Help me dream and even dream big still, but help me engage in today fully as well. Today is part of yesterday’s dream.

Read Full Post »

Can I be honest about what I see when I meet someone? I’d love to say my eyes go inside and seek out the “sacred other” but no, not usually. I’m still assessing the outer shell. It happens in a flash, whether it’s chewed down fingernails or Jimmy Choo shoes, my first impression rules the day.

Philemon 16
. . . no longer as a slave, but better than a slave, as a dear brother. He is very dear to me but even dearer to you, both as a man and as a brother in the Lord.

Haven’t we all played that first impression game with people who have developed into friends?

“Oh, when I first met you, I thought you were a snob . . . or a slob . . . or whatever.” And then we laugh and say how wrong we were, how we had misjudged, how we had missed the clues of the truth inside. It’s all so funny, but is it?

Or what about those times I’ve yelled at a driver or gestured inappropriately or intentionally cut one off as a payback. Yeah, and then we both drive into the same church parking lot. That’s humbling. What did we see? What will we see next?

I work in a community library and we deal with the public all day long and sometimes, it’s not always pleasant. Patrons “swear” they returned a book only to find it later under their son’s bed; or they adamantly deny the water-damage happened during the three weeks they borrowed it. Bottom line? They lie and lie and lie. And often, they don’t just lie, they yell and threaten too. Just such an incident happened last Friday to my colleague and sure enough, they met up again in the same pew on Easter morning. Nice first impression on both sides. Not.

In this letter to Philemon, Paul is asking him to “see” Onesimus, not as a slave, but a “brother” and even moreso, as a man.
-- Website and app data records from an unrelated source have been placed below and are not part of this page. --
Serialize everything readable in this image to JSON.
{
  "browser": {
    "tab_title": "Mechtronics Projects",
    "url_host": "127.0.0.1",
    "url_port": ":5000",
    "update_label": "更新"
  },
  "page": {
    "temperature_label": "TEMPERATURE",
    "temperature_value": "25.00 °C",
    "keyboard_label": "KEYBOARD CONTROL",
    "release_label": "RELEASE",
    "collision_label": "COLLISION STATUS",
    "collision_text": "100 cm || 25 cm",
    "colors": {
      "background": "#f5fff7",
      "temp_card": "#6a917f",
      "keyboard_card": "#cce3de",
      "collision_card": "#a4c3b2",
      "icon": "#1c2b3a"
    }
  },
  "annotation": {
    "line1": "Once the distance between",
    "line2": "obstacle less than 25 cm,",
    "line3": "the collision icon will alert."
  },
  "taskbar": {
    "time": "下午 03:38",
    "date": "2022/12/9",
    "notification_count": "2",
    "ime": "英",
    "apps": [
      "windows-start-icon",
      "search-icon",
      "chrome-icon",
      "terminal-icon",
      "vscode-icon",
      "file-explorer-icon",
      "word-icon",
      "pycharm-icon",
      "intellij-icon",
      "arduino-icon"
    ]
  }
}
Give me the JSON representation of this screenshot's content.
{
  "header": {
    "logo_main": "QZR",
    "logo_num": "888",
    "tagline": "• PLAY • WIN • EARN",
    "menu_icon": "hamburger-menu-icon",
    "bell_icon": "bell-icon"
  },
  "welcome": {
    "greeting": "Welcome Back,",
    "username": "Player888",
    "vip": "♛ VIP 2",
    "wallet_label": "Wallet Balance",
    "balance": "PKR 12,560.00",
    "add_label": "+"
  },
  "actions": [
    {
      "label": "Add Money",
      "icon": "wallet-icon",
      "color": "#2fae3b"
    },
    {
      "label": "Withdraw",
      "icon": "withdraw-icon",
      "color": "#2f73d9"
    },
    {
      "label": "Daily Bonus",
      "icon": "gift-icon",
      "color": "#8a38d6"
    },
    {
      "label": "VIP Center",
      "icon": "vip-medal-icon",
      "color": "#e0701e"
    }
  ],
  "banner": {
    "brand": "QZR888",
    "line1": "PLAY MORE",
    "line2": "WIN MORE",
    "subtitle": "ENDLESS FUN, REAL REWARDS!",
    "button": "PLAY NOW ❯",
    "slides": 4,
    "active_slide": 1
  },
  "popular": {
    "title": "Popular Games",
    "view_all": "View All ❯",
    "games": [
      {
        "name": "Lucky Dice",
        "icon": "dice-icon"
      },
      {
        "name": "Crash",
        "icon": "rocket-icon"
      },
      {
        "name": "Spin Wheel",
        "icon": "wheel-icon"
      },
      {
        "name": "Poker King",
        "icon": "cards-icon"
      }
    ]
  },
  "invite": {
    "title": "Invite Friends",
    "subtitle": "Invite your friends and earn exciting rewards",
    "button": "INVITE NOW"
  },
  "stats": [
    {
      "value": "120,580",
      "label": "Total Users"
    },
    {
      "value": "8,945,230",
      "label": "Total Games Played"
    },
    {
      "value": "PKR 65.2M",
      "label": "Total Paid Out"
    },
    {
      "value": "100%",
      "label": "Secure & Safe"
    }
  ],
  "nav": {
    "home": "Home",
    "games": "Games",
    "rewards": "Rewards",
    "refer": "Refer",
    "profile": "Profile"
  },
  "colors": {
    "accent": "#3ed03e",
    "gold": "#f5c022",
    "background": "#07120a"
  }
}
When Jesus came to the Jews, he turned their belief system upside down, announcing himself as the Messiah, breaking the dietary laws and traditions, and advocating for grace over legalism. Then, Paul comes along and moves into the Greek and other Asian cities nearby. If we think following Christ in those places was any less disruptive, that’s just wrong. Hierarchy and class ruled those cultures and now, they were being asked to set those traditions aside as well. A slave is a person, a human being, and if that man has entered the life of Christ, then how is he different from you or me?

Some weeks ago, a friend shared this video with me about Narayanan Krishnan, a successful restaurateur who decided to return to his native city in India to feed and care for the poor, some of them untouchables. Who did he see?

CNN Video Story about Narayanan Krishnan [2.5 minutes]
Is it not the Christ?

Read Full Post »

Older Posts »

Follow

Get every new post delivered to your Inbox.

Join 1,761 other followers

%d bloggers like this: